Still recovering from injuries as debilitating as his anguish, Robert Blahnik of San Pedro was given additional time Friday to enter a plea on charges that he shot and killed his two young sons last month before unsuccessfully attempting suicide.

As his mother and two sisters wept quietly in a San Pedro courtroom, the 34-year-old crane mechanic made only a brief appearance in a wheelchair. His head shaven for brain surgery that resulted from the Aug. 13 shooting, Blahnik anxiously rubbed at his scalp and craned his neck to listen to the proceedings before uttering only one word. “Yes,” he said, when Deputy Dist. Atty. Ron Geltz asked if he agreed to delay his arraignment until Sept. 29.

With that, Blahnik was wheeled out of the courtroom and taken back to the County-USC Medical Center jail ward while his loved ones rallied to survive a tragedy they still cannot comprehend.


“The family is . . . devastated,” Blahnik’s sister, Brenda, said outside the courtroom, her eyes red from crying.

Two weeks ago this weekend, during a family gathering in the house where he grew up, Blahnik left his parents, wife and others to take his two oldest sons for a short walk to the beach below Point Fermin in San Pedro.

Several hours later, Los Angeles police arrived at the house to tell the family that Blahnik was critically wounded and that his sons, Ryan, 6, and Michael, 4, were dead. Authorities say the boys were killed with a two-shot Derringer before Blahnik reloaded the weapon and shot himself once in the head. Although he was seriously injured, authorities say, Blahnik was not mortally wounded and dropped the gun into the surf before he could fire another round.

Since the shooting, family and friends have blamed Blahnik’s spiral into depression for the tragedy.

For at least five months, they say, the once-cheerful husband and father had been upset about his job on the docks of Los Angeles and Long Beach harbors.

After turning to two psychiatrists, a psychologist and medication including Prozac, his family and authorities say, Blahnik concluded that his depression was inherited. So, they say, he decided to shoot his sons to spare them from what he believed would be lives of despair.


Blahnik’s attorney, Mark E. Montpas, said no decision had been reached on how his client will plead in the case. Montpas said he had barely begun discussions with Blahnik, largely because of his client’s physical condition.

“At this point he is attempting to recover [but] he is having a difficult time speaking,” Montpas said. “His speech is slow and deliberate. He can’t hear out of his right ear or see out of his right eye.”
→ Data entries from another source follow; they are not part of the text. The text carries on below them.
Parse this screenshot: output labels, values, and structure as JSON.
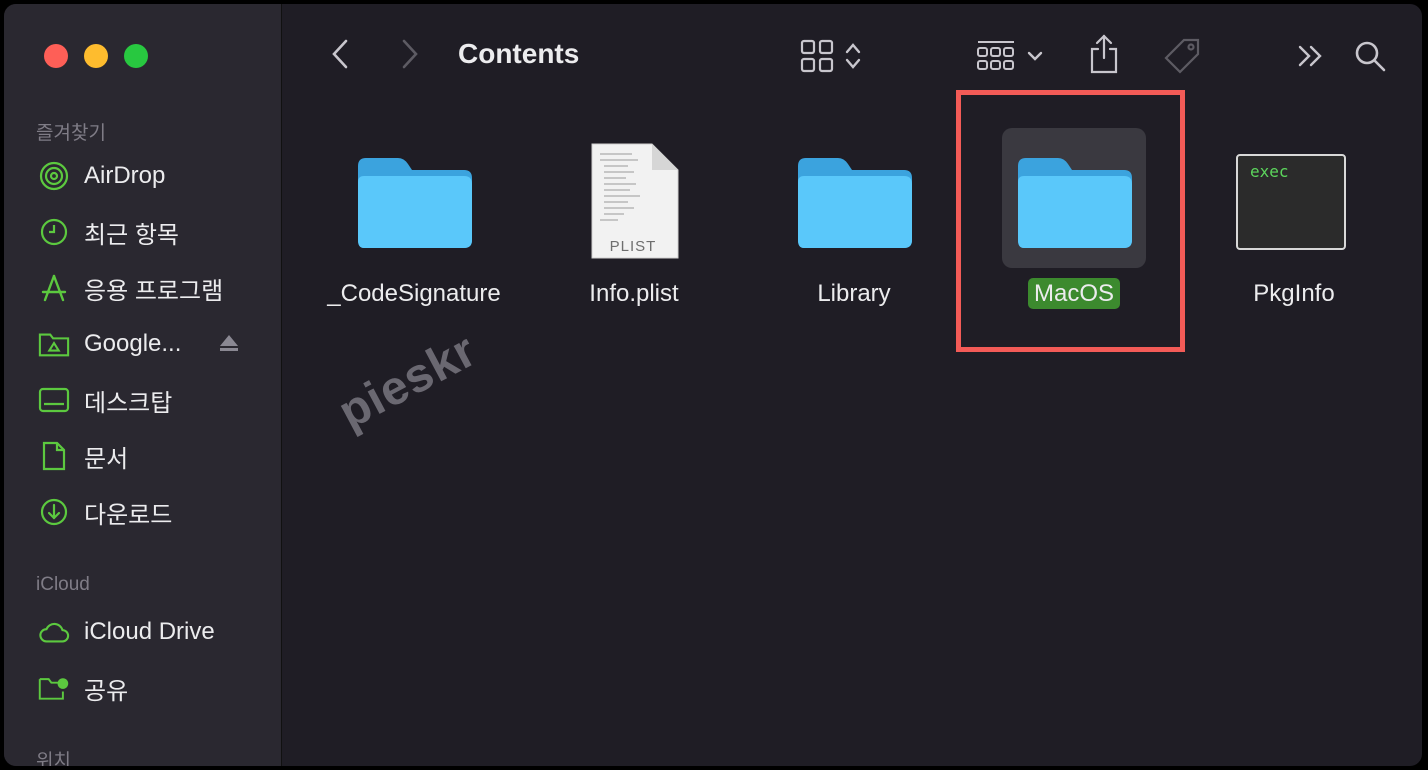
{
  "sidebar": {
    "favorites_label": "즐겨찾기",
    "icloud_label": "iCloud",
    "locations_label": "위치",
    "favorites": [
      {
        "label": "AirDrop",
        "icon": "airdrop-icon"
      },
      {
        "label": "최근 항목",
        "icon": "clock-icon"
      },
      {
        "label": "응용 프로그램",
        "icon": "applications-icon"
      },
      {
        "label": "Google...",
        "icon": "google-drive-folder-icon",
        "ejectable": true
      },
      {
        "label": "데스크탑",
        "icon": "desktop-icon"
      },
      {
        "label": "문서",
        "icon": "document-icon"
      },
      {
        "label": "다운로드",
        "icon": "download-icon"
      }
    ],
    "icloud": [
      {
        "label": "iCloud Drive",
        "icon": "cloud-icon"
      },
      {
        "label": "공유",
        "icon": "shared-folder-icon"
      }
    ]
  },
  "toolbar": {
    "title": "Contents"
  },
  "files": [
    {
      "name": "_CodeSignature",
      "type": "folder"
    },
    {
      "name": "Info.plist",
      "type": "plist",
      "badge": "PLIST"
    },
    {
      "name": "Library",
      "type": "folder"
    },
    {
      "name": "MacOS",
      "type": "folder",
      "selected": true
    },
    {
      "name": "PkgInfo",
      "type": "exec",
      "badge": "exec"
    }
  ],
  "watermark": "pieskr",
  "colors": {
    "accent_green": "#3c8a2e",
    "sidebar_icon_green": "#5cc93f",
    "folder_blue": "#5ac8fa",
    "highlight_red": "#f35b57"
  }
}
Notwithstanding the family’s contentions, authorities have said they will press forward with a double murder case.

“It is a very tragic case. It is something that is very sad for everybody involved,” Geltz said. “But it is something [where] we feel there is substantial evidence to show that this was the . . . intentional murder of these two children.”